As the following figure shows, the phrase “extreme weather” is gaining prominence in English media discourses (other frequently used terms such as odd, weird, strange, bizarre, freak, severe, unprecedented or unusual weather are excluded). English language news reporting on ‘extreme weather’ has increased quite steadily since 1988, when climate change became an issue of public concern. But it has been also continued to rise after 2007, the year that interest in climate change began to fall. This increase in extreme weather reporting might make it difficult to keep extreme weather discussions separate from discussions about climate change in the future. One indication of this happening is an observable growth in use of the phrase ‘the new normal’ (see figure 2), which has also been used to report on the current UK winter floods.
The new normal
The phrase ‘the new normal’ has been used by economists to describe the aftermath of the recession. The phrase also occurs in the context of a television series about a gay couple going through the adoption process using a surrogate mother, where redefining the family unit has become the new normal. As early as 2002 the phrase was used in 2002 in the context of discussing a drought in Texas, and I would guess there are earlier attestations that I have not found yet.
A search of ‘All English language news’ publications through Nexis® using the keywords ‘new normal’ and ‘climate change’ revealed that the following paragraph is the earliest use of the phrase in relation to climate change (I have left out paragraph breaks):
What if we tell our grandchildren about a time when Colorado had forests, mountains covered with snow, rivers full of fish, enough water to irrigate even the worthless grass along hundreds of miles of highways – and they think we’re demented? What if this drought of ’02 is the new normal? ‘It’s very hard to say what the cause of any drought is,’ said Brian Toon, director of the Atmospheric and Oceanic Sciences program at the University of Colorado-Boulder, when I ask him if this desperately dry year is normal. He said it’s possible that it’s simply the cyclical nature of the weather. (The Denver Post, 16 June, 2002)
Two years later in 2004 the phrase appeared for the first time in the headline of an article dealing with disaster management. Since then the phrase has steadily grown in popularity in the media (see figure 2), with a peak around the end of 2012 and the beginning of 2013. This peak seems to be associated with describing extreme weather events like Hurricane Sandy as ‘the new normal’.
What are the reasons for the rise in popularity of this phrase? There are at least two competing explanations. Some may argue that ‘the new normal’ is a type alarmism, while others may argue that it is a signal for climate realism; that it is indeed indicative of a new climate reality in which extremes are becoming the norm.
Rather than discussing future and distant climate predictions, which people may be inherently sceptical of in any walk of life, the ‘new normal’ recasts climate change as something happening right now, and no longer treated as hypothetical. Extreme weather events happening here and now will reinforce public perception that what was once merely symbolic is now very real and indeed even normal.

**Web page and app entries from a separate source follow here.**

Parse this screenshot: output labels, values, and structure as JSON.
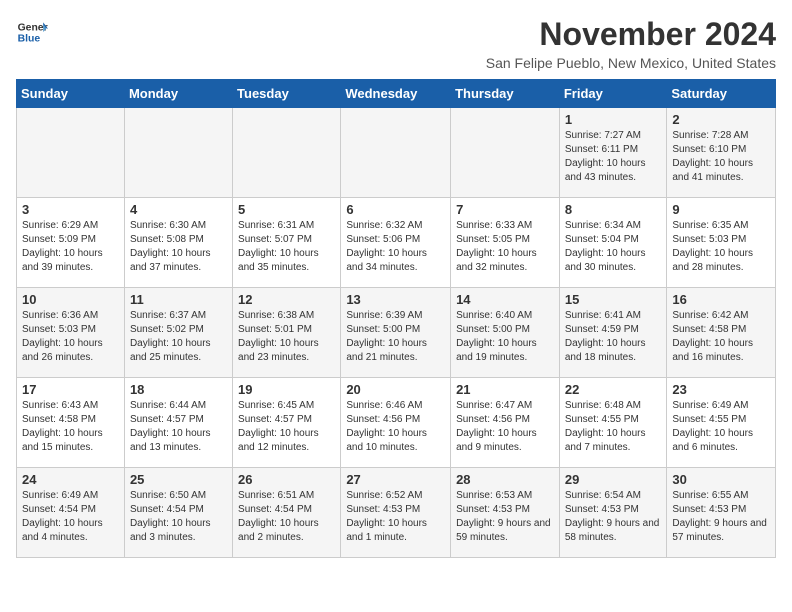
{
  "header": {
    "logo_line1": "General",
    "logo_line2": "Blue",
    "month": "November 2024",
    "location": "San Felipe Pueblo, New Mexico, United States"
  },
  "weekdays": [
    "Sunday",
    "Monday",
    "Tuesday",
    "Wednesday",
    "Thursday",
    "Friday",
    "Saturday"
  ],
  "weeks": [
    [
      {
        "day": "",
        "info": ""
      },
      {
        "day": "",
        "info": ""
      },
      {
        "day": "",
        "info": ""
      },
      {
        "day": "",
        "info": ""
      },
      {
        "day": "",
        "info": ""
      },
      {
        "day": "1",
        "info": "Sunrise: 7:27 AM\nSunset: 6:11 PM\nDaylight: 10 hours and 43 minutes."
      },
      {
        "day": "2",
        "info": "Sunrise: 7:28 AM\nSunset: 6:10 PM\nDaylight: 10 hours and 41 minutes."
      }
    ],
    [
      {
        "day": "3",
        "info": "Sunrise: 6:29 AM\nSunset: 5:09 PM\nDaylight: 10 hours and 39 minutes."
      },
      {
        "day": "4",
        "info": "Sunrise: 6:30 AM\nSunset: 5:08 PM\nDaylight: 10 hours and 37 minutes."
      },
      {
        "day": "5",
        "info": "Sunrise: 6:31 AM\nSunset: 5:07 PM\nDaylight: 10 hours and 35 minutes."
      },
      {
        "day": "6",
        "info": "Sunrise: 6:32 AM\nSunset: 5:06 PM\nDaylight: 10 hours and 34 minutes."
      },
      {
        "day": "7",
        "info": "Sunrise: 6:33 AM\nSunset: 5:05 PM\nDaylight: 10 hours and 32 minutes."
      },
      {
        "day": "8",
        "info": "Sunrise: 6:34 AM\nSunset: 5:04 PM\nDaylight: 10 hours and 30 minutes."
      },
      {
        "day": "9",
        "info": "Sunrise: 6:35 AM\nSunset: 5:03 PM\nDaylight: 10 hours and 28 minutes."
      }
    ],
    [
      {
        "day": "10",
        "info": "Sunrise: 6:36 AM\nSunset: 5:03 PM\nDaylight: 10 hours and 26 minutes."
      },
      {
        "day": "11",
        "info": "Sunrise: 6:37 AM\nSunset: 5:02 PM\nDaylight: 10 hours and 25 minutes."
      },
      {
        "day": "12",
        "info": "Sunrise: 6:38 AM\nSunset: 5:01 PM\nDaylight: 10 hours and 23 minutes."
      },
      {
        "day": "13",
        "info": "Sunrise: 6:39 AM\nSunset: 5:00 PM\nDaylight: 10 hours and 21 minutes."
      },
      {
        "day": "14",
        "info": "Sunrise: 6:40 AM\nSunset: 5:00 PM\nDaylight: 10 hours and 19 minutes."
      },
      {
        "day": "15",
        "info": "Sunrise: 6:41 AM\nSunset: 4:59 PM\nDaylight: 10 hours and 18 minutes."
      },
      {
        "day": "16",
        "info": "Sunrise: 6:42 AM\nSunset: 4:58 PM\nDaylight: 10 hours and 16 minutes."
      }
    ],
    [
      {
        "day": "17",
        "info": "Sunrise: 6:43 AM\nSunset: 4:58 PM\nDaylight: 10 hours and 15 minutes."
      },
      {
        "day": "18",
        "info": "Sunrise: 6:44 AM\nSunset: 4:57 PM\nDaylight: 10 hours and 13 minutes."
      },
      {
        "day": "19",
        "info": "Sunrise: 6:45 AM\nSunset: 4:57 PM\nDaylight: 10 hours and 12 minutes."
      },
      {
        "day": "20",
        "info": "Sunrise: 6:46 AM\nSunset: 4:56 PM\nDaylight: 10 hours and 10 minutes."
      },
      {
        "day": "21",
        "info": "Sunrise: 6:47 AM\nSunset: 4:56 PM\nDaylight: 10 hours and 9 minutes."
      },
      {
        "day": "22",
        "info": "Sunrise: 6:48 AM\nSunset: 4:55 PM\nDaylight: 10 hours and 7 minutes."
      },
      {
        "day": "23",
        "info": "Sunrise: 6:49 AM\nSunset: 4:55 PM\nDaylight: 10 hours and 6 minutes."
      }
    ],
    [
      {
        "day": "24",
        "info": "Sunrise: 6:49 AM\nSunset: 4:54 PM\nDaylight: 10 hours and 4 minutes."
      },
      {
        "day": "25",
        "info": "Sunrise: 6:50 AM\nSunset: 4:54 PM\nDaylight: 10 hours and 3 minutes."
      },
      {
        "day": "26",
        "info": "Sunrise: 6:51 AM\nSunset: 4:54 PM\nDaylight: 10 hours and 2 minutes."
      },
      {
        "day": "27",
        "info": "Sunrise: 6:52 AM\nSunset: 4:53 PM\nDaylight: 10 hours and 1 minute."
      },
      {
        "day": "28",
        "info": "Sunrise: 6:53 AM\nSunset: 4:53 PM\nDaylight: 9 hours and 59 minutes."
      },
      {
        "day": "29",
        "info": "Sunrise: 6:54 AM\nSunset: 4:53 PM\nDaylight: 9 hours and 58 minutes."
      },
      {
        "day": "30",
        "info": "Sunrise: 6:55 AM\nSunset: 4:53 PM\nDaylight: 9 hours and 57 minutes."
      }
    ]
  ]
}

All this is however still contested ground with some, like Climate Depot, arguing that ‘extreme weather events are ever present, and there is no evidence of systematic increases’, while others, like New Scientist, claiming that the “spate of extreme weather, then, is a snapshot of the not-too-distant future. Soon, this will be the new normal. We call events like the Australian heat wave ‘extreme weather’, but within the next few decades they will simply be ‘weather’”.
Note: This article gives the views of the author, and not the position of the British Politics and Policy blog, nor of the London School of Economics. Please read our comments policy before posting.

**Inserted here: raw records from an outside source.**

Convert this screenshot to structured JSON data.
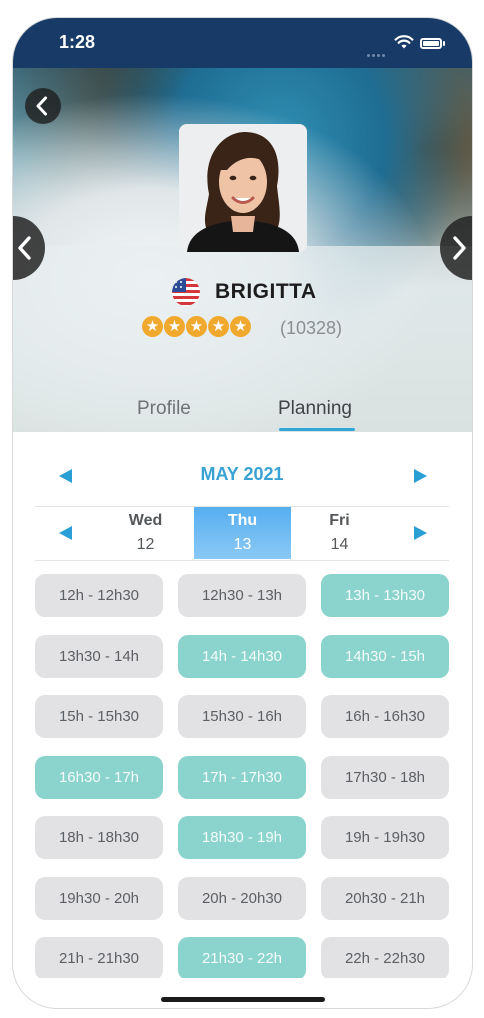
{
  "status_bar": {
    "time": "1:28"
  },
  "profile": {
    "name": "BRIGITTA",
    "rating": 5,
    "review_count": "(10328)",
    "country": "United States"
  },
  "tabs": [
    {
      "label": "Profile",
      "selected": false
    },
    {
      "label": "Planning",
      "selected": true
    }
  ],
  "planning": {
    "month": "MAY 2021",
    "days": [
      {
        "name": "Wed",
        "number": "12",
        "selected": false
      },
      {
        "name": "Thu",
        "number": "13",
        "selected": true
      },
      {
        "name": "Fri",
        "number": "14",
        "selected": false
      }
    ],
    "slots": [
      {
        "label": "12h - 12h30",
        "available": false
      },
      {
        "label": "12h30 - 13h",
        "available": false
      },
      {
        "label": "13h - 13h30",
        "available": true
      },
      {
        "label": "13h30 - 14h",
        "available": false
      },
      {
        "label": "14h - 14h30",
        "available": true
      },
      {
        "label": "14h30 - 15h",
        "available": true
      },
      {
        "label": "15h - 15h30",
        "available": false
      },
      {
        "label": "15h30 - 16h",
        "available": false
      },
      {
        "label": "16h - 16h30",
        "available": false
      },
      {
        "label": "16h30 - 17h",
        "available": true
      },
      {
        "label": "17h - 17h30",
        "available": true
      },
      {
        "label": "17h30 - 18h",
        "available": false
      },
      {
        "label": "18h - 18h30",
        "available": false
      },
      {
        "label": "18h30 - 19h",
        "available": true
      },
      {
        "label": "19h - 19h30",
        "available": false
      },
      {
        "label": "19h30 - 20h",
        "available": false
      },
      {
        "label": "20h - 20h30",
        "available": false
      },
      {
        "label": "20h30 - 21h",
        "available": false
      },
      {
        "label": "21h - 21h30",
        "available": false
      },
      {
        "label": "21h30 - 22h",
        "available": true
      },
      {
        "label": "22h - 22h30",
        "available": false
      }
    ]
  },
  "colors": {
    "status_bar": "#173a66",
    "accent_blue": "#2ea6d8",
    "available_slot": "#8ad4cd",
    "unavailable_slot": "#e2e2e4",
    "star": "#f0a92d"
  },
  "icons": {
    "back": "chevron-left-icon",
    "previous_profile": "chevron-left-icon",
    "next_profile": "chevron-right-icon",
    "previous_month": "triangle-left-icon",
    "next_month": "triangle-right-icon",
    "previous_days": "triangle-left-icon",
    "next_days": "triangle-right-icon",
    "wifi": "wifi-icon",
    "battery": "battery-icon",
    "flag": "us-flag-icon"
  }
}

About the Author
Brigitte Nerlich is Professor of Science, Language and Society in the Institute for Science and Society at The University of Nottingham. She is also Director of the Leverhulme research programme ‘Making Science Public‘ and PI on ESRC funded project devoted to charting climate change debates.